Dataset rows for apps and sites
»»
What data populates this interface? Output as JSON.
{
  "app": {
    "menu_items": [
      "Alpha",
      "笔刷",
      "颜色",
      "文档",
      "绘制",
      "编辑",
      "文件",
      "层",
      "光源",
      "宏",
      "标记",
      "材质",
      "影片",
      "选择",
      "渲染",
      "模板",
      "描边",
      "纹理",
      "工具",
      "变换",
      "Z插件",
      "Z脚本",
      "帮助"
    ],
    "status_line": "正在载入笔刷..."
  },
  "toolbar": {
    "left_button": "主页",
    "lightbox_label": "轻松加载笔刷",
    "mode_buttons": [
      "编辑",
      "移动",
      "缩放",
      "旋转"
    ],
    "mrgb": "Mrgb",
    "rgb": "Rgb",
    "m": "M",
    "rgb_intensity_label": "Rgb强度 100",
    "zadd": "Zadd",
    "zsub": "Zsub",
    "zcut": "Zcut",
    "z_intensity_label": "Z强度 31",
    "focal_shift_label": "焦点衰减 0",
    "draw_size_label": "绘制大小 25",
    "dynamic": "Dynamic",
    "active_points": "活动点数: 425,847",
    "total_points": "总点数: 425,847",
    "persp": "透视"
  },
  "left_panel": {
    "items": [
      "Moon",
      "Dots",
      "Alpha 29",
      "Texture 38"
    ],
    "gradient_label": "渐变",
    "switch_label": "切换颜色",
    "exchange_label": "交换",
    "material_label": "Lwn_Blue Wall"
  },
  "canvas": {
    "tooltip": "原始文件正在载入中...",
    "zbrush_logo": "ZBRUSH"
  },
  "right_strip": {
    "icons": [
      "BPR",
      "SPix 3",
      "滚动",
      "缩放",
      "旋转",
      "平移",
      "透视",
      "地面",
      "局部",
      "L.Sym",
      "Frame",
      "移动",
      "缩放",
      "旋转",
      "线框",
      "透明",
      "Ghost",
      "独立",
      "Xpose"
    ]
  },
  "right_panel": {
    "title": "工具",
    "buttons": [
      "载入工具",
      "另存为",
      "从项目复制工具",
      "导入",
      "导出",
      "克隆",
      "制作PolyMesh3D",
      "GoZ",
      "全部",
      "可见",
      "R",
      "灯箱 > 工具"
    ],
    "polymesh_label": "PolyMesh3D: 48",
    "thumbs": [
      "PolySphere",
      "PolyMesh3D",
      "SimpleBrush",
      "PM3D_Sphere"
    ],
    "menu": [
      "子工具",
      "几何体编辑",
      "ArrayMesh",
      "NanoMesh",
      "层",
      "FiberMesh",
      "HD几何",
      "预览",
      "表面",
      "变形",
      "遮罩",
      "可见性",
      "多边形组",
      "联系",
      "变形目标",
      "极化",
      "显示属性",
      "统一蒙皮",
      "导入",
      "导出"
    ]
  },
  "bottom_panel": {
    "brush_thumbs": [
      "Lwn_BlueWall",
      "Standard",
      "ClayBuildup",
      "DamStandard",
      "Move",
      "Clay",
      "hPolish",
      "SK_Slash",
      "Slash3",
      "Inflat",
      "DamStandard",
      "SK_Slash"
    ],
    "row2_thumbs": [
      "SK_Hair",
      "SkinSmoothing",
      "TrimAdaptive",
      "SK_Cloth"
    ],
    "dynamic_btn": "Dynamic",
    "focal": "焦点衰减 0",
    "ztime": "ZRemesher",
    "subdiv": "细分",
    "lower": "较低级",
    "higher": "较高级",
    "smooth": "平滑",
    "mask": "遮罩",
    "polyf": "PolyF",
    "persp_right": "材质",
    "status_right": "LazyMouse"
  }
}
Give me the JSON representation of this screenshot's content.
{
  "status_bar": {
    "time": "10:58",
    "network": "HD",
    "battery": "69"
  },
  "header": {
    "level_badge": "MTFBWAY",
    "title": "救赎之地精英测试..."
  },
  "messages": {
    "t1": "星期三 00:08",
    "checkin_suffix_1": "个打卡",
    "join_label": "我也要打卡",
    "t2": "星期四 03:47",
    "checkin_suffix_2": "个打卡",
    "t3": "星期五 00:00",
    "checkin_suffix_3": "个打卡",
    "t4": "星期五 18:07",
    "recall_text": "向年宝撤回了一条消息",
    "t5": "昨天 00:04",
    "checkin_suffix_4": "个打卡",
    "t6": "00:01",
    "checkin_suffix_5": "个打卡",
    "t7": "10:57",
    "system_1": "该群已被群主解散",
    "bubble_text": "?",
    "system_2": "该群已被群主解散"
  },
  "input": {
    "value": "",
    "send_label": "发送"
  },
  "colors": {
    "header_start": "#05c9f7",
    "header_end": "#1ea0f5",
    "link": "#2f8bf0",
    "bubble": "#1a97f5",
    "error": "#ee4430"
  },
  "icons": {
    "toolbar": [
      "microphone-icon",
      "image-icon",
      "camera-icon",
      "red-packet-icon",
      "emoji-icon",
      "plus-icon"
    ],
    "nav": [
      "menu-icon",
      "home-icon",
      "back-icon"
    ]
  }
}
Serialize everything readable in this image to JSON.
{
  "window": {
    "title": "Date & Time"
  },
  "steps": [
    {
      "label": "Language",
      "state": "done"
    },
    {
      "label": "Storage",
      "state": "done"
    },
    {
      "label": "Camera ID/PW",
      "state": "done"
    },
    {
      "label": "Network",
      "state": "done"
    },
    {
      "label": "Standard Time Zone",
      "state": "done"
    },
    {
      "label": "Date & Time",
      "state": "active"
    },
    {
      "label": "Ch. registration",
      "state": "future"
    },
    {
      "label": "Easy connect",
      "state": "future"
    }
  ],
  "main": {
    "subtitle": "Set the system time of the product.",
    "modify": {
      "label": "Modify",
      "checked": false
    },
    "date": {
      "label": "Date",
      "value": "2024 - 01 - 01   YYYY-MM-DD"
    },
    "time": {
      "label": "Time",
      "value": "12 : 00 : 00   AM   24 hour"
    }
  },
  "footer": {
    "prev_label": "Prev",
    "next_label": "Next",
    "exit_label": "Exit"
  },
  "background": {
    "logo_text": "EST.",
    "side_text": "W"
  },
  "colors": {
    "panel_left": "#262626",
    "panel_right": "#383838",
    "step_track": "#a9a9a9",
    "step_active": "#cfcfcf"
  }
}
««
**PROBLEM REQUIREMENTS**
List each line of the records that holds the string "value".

**YOUR RESPONSE**
    "value": "",
      "value": "2024 - 01 - 01   YYYY-MM-DD"
      "value": "12 : 00 : 00   AM   24 hour"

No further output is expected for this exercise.